=== EXERCISE ===
Return each entry unchanged.
**** INPUT ****
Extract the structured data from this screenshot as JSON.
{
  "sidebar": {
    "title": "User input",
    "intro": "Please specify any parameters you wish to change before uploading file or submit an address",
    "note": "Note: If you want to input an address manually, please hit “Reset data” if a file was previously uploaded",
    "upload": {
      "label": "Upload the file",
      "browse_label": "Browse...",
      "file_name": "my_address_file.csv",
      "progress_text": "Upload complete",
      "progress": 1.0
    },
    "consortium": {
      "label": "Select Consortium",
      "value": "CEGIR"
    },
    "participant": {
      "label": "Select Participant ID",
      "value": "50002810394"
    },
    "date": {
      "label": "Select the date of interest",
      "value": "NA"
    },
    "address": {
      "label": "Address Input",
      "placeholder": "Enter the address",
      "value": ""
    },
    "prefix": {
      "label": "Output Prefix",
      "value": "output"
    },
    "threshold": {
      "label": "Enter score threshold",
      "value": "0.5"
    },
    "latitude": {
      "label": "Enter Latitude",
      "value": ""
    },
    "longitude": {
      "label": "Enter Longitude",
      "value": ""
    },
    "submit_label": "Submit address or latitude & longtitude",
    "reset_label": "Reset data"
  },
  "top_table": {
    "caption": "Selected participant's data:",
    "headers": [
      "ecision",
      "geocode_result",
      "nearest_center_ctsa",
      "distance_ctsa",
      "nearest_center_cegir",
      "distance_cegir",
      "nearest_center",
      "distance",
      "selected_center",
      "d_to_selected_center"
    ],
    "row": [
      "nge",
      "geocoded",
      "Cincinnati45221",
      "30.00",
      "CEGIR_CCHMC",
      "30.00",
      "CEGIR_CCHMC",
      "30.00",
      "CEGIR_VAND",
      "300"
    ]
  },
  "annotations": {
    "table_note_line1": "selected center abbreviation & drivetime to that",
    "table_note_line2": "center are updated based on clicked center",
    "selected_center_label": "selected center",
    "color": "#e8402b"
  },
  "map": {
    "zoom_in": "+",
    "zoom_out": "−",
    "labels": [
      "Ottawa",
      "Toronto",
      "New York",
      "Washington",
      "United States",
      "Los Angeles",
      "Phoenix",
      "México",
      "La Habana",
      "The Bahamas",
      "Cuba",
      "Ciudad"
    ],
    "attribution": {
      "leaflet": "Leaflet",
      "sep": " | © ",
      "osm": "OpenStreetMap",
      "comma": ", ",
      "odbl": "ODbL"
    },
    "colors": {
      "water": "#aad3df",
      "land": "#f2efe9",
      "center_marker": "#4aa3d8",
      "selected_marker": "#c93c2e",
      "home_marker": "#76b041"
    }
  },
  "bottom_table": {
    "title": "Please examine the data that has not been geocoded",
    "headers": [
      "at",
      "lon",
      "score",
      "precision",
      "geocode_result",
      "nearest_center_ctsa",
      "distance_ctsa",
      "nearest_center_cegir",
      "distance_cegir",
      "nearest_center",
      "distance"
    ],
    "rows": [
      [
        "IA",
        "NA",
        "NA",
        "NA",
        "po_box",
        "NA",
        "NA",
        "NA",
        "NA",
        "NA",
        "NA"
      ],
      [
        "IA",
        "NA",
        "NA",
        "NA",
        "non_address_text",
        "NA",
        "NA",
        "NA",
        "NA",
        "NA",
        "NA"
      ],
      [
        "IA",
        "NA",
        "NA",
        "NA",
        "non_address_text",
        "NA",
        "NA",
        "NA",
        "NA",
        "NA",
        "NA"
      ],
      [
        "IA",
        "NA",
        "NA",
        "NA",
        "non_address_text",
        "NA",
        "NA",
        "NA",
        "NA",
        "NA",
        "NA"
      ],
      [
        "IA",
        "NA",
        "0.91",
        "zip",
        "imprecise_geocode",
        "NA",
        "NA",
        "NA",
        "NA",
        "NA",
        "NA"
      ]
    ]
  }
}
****
=== SOLUTION FOR THIS PROBLEM ===
Extract the structured data from this screenshot as JSON.
{
  "sidebar": {
    "title": "User input",
    "intro": "Please specify any parameters you wish to change before uploading file or submit an address",
    "note": "Note: If you want to input an address manually, please hit “Reset data” if a file was previously uploaded",
    "upload": {
      "label": "Upload the file",
      "browse_label": "Browse...",
      "file_name": "my_address_file.csv",
      "progress_text": "Upload complete",
      "progress": 1.0
    },
    "consortium": {
      "label": "Select Consortium",
      "value": "CEGIR"
    },
    "participant": {
      "label": "Select Participant ID",
      "value": "50002810394"
    },
    "date": {
      "label": "Select the date of interest",
      "value": "NA"
    },
    "address": {
      "label": "Address Input",
      "placeholder": "Enter the address",
      "value": ""
    },
    "prefix": {
      "label": "Output Prefix",
      "value": "output"
    },
    "threshold": {
      "label": "Enter score threshold",
      "value": "0.5"
    },
    "latitude": {
      "label": "Enter Latitude",
      "value": ""
    },
    "longitude": {
      "label": "Enter Longitude",
      "value": ""
    },
    "submit_label": "Submit address or latitude & longtitude",
    "reset_label": "Reset data"
  },
  "top_table": {
    "caption": "Selected participant's data:",
    "headers": [
      "ecision",
      "geocode_result",
      "nearest_center_ctsa",
      "distance_ctsa",
      "nearest_center_cegir",
      "distance_cegir",
      "nearest_center",
      "distance",
      "selected_center",
      "d_to_selected_center"
    ],
    "row": [
      "nge",
      "geocoded",
      "Cincinnati45221",
      "30.00",
      "CEGIR_CCHMC",
      "30.00",
      "CEGIR_CCHMC",
      "30.00",
      "CEGIR_VAND",
      "300"
    ]
  },
  "annotations": {
    "table_note_line1": "selected center abbreviation & drivetime to that",
    "table_note_line2": "center are updated based on clicked center",
    "selected_center_label": "selected center",
    "color": "#e8402b"
  },
  "map": {
    "zoom_in": "+",
    "zoom_out": "−",
    "labels": [
      "Ottawa",
      "Toronto",
      "New York",
      "Washington",
      "United States",
      "Los Angeles",
      "Phoenix",
      "México",
      "La Habana",
      "The Bahamas",
      "Cuba",
      "Ciudad"
    ],
    "attribution": {
      "leaflet": "Leaflet",
      "sep": " | © ",
      "osm": "OpenStreetMap",
      "comma": ", ",
      "odbl": "ODbL"
    },
    "colors": {
      "water": "#aad3df",
      "land": "#f2efe9",
      "center_marker": "#4aa3d8",
      "selected_marker": "#c93c2e",
      "home_marker": "#76b041"
    }
  },
  "bottom_table": {
    "title": "Please examine the data that has not been geocoded",
    "headers": [
      "at",
      "lon",
      "score",
      "precision",
      "geocode_result",
      "nearest_center_ctsa",
      "distance_ctsa",
      "nearest_center_cegir",
      "distance_cegir",
      "nearest_center",
      "distance"
    ],
    "rows": [
      [
        "IA",
        "NA",
        "NA",
        "NA",
        "po_box",
        "NA",
        "NA",
        "NA",
        "NA",
        "NA",
        "NA"
      ],
      [
        "IA",
        "NA",
        "NA",
        "NA",
        "non_address_text",
        "NA",
        "NA",
        "NA",
        "NA",
        "NA",
        "NA"
      ],
      [
        "IA",
        "NA",
        "NA",
        "NA",
        "non_address_text",
        "NA",
        "NA",
        "NA",
        "NA",
        "NA",
        "NA"
      ],
      [
        "IA",
        "NA",
        "NA",
        "NA",
        "non_address_text",
        "NA",
        "NA",
        "NA",
        "NA",
        "NA",
        "NA"
      ],
      [
        "IA",
        "NA",
        "0.91",
        "zip",
        "imprecise_geocode",
        "NA",
        "NA",
        "NA",
        "NA",
        "NA",
        "NA"
      ]
    ]
  }
}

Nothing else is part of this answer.